on 26 September 2006
There is a difficulty in recommending Frank Zappa's music: it does not lie in the quality - it's all good - but in the shere variety of it. It's possible to be an ardent fan of some of Zappa's work, only to find the rest of it inaccessible or just simply not your cup of tea. Sheik Yerbouti may be a difficult album to recommend - paradoxical as this may sound - due to it's fairly straightforward nature. There is nothing particularly avante-garde or virtuoso about this record (in comparison with many of his other albums) and therefore may fly against the expectations of some first time listeners. At the very least, though, this album gives a balanced picture of his varied output and like all his records it is indefinably yet unmistakably Zappa.

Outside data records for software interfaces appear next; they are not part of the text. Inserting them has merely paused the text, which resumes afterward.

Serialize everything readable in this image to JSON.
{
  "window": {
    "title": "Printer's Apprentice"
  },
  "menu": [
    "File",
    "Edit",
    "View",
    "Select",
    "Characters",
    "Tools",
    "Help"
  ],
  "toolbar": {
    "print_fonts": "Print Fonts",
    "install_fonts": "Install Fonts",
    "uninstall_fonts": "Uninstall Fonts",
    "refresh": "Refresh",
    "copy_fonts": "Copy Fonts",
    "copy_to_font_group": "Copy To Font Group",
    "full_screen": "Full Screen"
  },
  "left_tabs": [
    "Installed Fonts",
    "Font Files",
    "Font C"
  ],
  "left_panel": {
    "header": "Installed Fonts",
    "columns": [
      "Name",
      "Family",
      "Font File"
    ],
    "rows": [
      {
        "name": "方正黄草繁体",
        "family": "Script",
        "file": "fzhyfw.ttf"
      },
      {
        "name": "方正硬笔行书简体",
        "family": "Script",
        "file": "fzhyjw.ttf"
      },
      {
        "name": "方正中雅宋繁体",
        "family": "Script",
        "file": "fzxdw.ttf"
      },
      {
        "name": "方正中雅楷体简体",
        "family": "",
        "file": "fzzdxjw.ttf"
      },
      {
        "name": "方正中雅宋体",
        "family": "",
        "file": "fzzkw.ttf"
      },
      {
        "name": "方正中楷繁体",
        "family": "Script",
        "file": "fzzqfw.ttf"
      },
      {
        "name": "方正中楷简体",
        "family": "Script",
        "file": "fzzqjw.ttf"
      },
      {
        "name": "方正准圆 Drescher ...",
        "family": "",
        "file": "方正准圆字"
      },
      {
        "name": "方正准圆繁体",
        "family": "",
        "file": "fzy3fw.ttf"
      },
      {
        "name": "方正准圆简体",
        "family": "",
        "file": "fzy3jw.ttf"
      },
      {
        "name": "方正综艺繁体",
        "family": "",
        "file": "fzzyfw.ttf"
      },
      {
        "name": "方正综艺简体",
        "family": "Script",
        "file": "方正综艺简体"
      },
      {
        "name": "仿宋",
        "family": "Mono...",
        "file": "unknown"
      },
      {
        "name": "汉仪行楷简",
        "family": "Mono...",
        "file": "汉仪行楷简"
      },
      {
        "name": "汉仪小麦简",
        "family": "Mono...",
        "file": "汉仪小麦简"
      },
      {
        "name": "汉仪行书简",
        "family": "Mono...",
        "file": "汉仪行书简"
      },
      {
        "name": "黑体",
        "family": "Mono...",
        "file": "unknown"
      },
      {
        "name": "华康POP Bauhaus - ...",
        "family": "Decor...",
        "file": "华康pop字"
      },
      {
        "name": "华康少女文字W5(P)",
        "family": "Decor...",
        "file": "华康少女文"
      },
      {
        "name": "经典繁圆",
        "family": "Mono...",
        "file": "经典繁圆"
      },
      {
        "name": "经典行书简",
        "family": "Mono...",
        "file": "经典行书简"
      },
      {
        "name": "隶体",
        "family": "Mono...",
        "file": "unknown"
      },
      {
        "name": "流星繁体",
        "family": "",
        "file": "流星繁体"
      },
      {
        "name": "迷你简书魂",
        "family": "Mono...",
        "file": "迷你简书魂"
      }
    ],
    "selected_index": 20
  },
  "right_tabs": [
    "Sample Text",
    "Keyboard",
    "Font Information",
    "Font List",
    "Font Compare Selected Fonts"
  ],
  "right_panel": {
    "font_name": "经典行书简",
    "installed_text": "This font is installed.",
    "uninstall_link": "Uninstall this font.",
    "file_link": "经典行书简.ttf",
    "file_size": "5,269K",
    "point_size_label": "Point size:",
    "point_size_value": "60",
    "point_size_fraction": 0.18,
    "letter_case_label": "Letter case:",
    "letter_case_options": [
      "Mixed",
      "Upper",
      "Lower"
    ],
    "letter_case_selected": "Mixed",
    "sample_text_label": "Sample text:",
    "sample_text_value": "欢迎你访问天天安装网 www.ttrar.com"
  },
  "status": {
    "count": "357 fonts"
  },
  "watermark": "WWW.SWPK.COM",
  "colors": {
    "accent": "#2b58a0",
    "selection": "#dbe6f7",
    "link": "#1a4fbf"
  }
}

One recurring theme of Zappa's music is humour and the impression you get from listening to him is a refusal to take anything seriously. This extended not only to the lyrics/subject matter and the presentation but even the notes themselves - Frank Zappa made funny music. On virtually all of Zappa's albums there is a guitar line, blast of trumpet, vocal harmony, etc that sounds odd, unfamiliar and often funny. This image as a musical humourist is abundant on Sheik Yerbouti. Whether it be the overblown fanfare of 'Flakes' or the caustic lyrics of 'Broken Hearts are for Assholes' the humour is always evident and rarely subtle.
It is particularly the lack of lyrical subtlety that may cause some listeners to have a problem with the album. It forces criticisms of it being of novelty value only. I disagree. If a song is merely a novelty then it wouldn't stand repeated listening unlike the songs collected here. Why do they? Because of the quality of the songs themselves, some of which are the catchiest of Zappa's career; 'Tryin' to Grow A Chin', 'Flakes', 'Bobby Brown', 'Dancin Fool', etc, are just great pop/rock records. What must also be taken into consideration is the humour was often a medium for making a social observation and although it's understandable that songs about lazy tradesmen ('Flakes') is not everyone's idea of a subject worthy of mention the question has to be posed: why not? What is a worthy subject for song? How should a song be presented? These are questions Zappa answered all his life through refusing to stick to any pre-conceived musical norms. Here he answers them as well as anywhere else.
Sheik Yerbouti is a contentious, sarcastic, occassionally ridiciculous, fantastic record that is never for one second dull. One of his best.